The lines to copy are those with "icon" in them. Pull each one from the entries below.
----
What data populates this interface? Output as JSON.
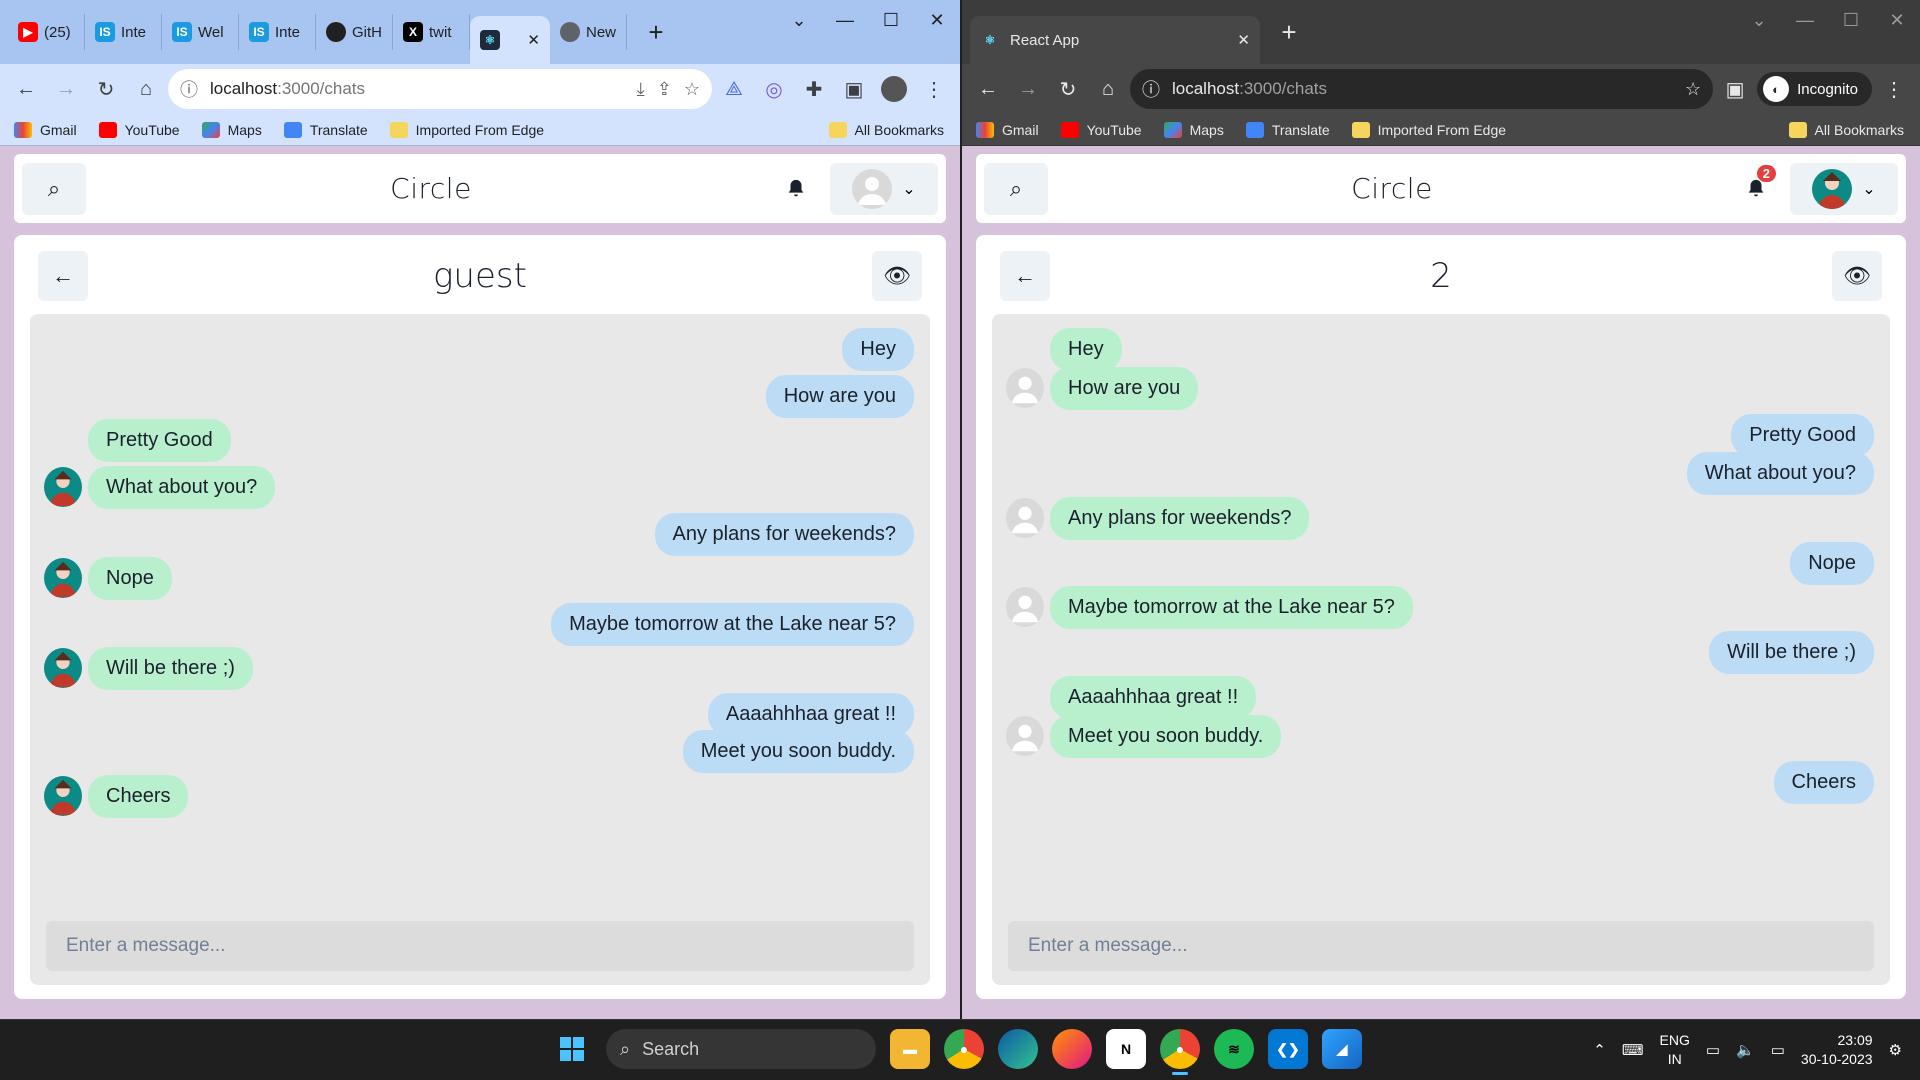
{
  "left_window": {
    "tabs": [
      {
        "label": "(25)",
        "icon": "youtube-icon",
        "color": "#ff0000"
      },
      {
        "label": "Inte",
        "icon": "interviewbit-icon",
        "color": "#1a9be0"
      },
      {
        "label": "Wel",
        "icon": "interviewbit-icon",
        "color": "#1a9be0"
      },
      {
        "label": "Inte",
        "icon": "interviewbit-icon",
        "color": "#1a9be0"
      },
      {
        "label": "GitH",
        "icon": "github-icon",
        "color": "#202124"
      },
      {
        "label": "twit",
        "icon": "x-icon",
        "color": "#000000"
      },
      {
        "label": "",
        "icon": "react-icon",
        "color": "#61dafb"
      },
      {
        "label": "New",
        "icon": "chrome-icon",
        "color": "#5f6368"
      }
    ],
    "url_host": "localhost",
    "url_path": ":3000/chats",
    "bookmarks": [
      "Gmail",
      "YouTube",
      "Maps",
      "Translate",
      "Imported From Edge"
    ],
    "all_bookmarks": "All Bookmarks",
    "app": {
      "brand": "Circle",
      "chat_title": "guest",
      "input_placeholder": "Enter a message..."
    },
    "messages": [
      {
        "text": "Hey",
        "sender": "me"
      },
      {
        "text": "How are you",
        "sender": "me"
      },
      {
        "text": "Pretty Good",
        "sender": "them",
        "avatar": false
      },
      {
        "text": "What about you?",
        "sender": "them",
        "avatar": true
      },
      {
        "text": "Any plans for weekends?",
        "sender": "me"
      },
      {
        "text": "Nope",
        "sender": "them",
        "avatar": true
      },
      {
        "text": "Maybe tomorrow at the Lake near 5?",
        "sender": "me"
      },
      {
        "text": "Will be there ;)",
        "sender": "them",
        "avatar": true
      },
      {
        "text": "Aaaahhhaa great !!",
        "sender": "me"
      },
      {
        "text": "Meet you soon buddy.",
        "sender": "me"
      },
      {
        "text": "Cheers",
        "sender": "them",
        "avatar": true
      }
    ]
  },
  "right_window": {
    "tab_label": "React App",
    "url_host": "localhost",
    "url_path": ":3000/chats",
    "incognito_label": "Incognito",
    "bookmarks": [
      "Gmail",
      "YouTube",
      "Maps",
      "Translate",
      "Imported From Edge"
    ],
    "all_bookmarks": "All Bookmarks",
    "app": {
      "brand": "Circle",
      "notification_count": "2",
      "chat_title": "2",
      "input_placeholder": "Enter a message..."
    },
    "messages": [
      {
        "text": "Hey",
        "sender": "them",
        "avatar": false
      },
      {
        "text": "How are you",
        "sender": "them",
        "avatar": true
      },
      {
        "text": "Pretty Good",
        "sender": "me"
      },
      {
        "text": "What about you?",
        "sender": "me"
      },
      {
        "text": "Any plans for weekends?",
        "sender": "them",
        "avatar": true
      },
      {
        "text": "Nope",
        "sender": "me"
      },
      {
        "text": "Maybe tomorrow at the Lake near 5?",
        "sender": "them",
        "avatar": true
      },
      {
        "text": "Will be there ;)",
        "sender": "me"
      },
      {
        "text": "Aaaahhhaa great !!",
        "sender": "them",
        "avatar": false
      },
      {
        "text": "Meet you soon buddy.",
        "sender": "them",
        "avatar": true
      },
      {
        "text": "Cheers",
        "sender": "me"
      }
    ]
  },
  "taskbar": {
    "search_label": "Search",
    "lang_top": "ENG",
    "lang_bottom": "IN",
    "time": "23:09",
    "date": "30-10-2023"
  },
  "colors": {
    "bubble_me": "#bcdcf5",
    "bubble_them": "#b8f0cd",
    "page_background": "#d6c3db"
  }
}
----
▸ Response for this exercise
        "icon": "youtube-icon",
        "icon": "interviewbit-icon",
        "icon": "interviewbit-icon",
        "icon": "interviewbit-icon",
        "icon": "github-icon",
        "icon": "x-icon",
        "icon": "react-icon",
        "icon": "chrome-icon",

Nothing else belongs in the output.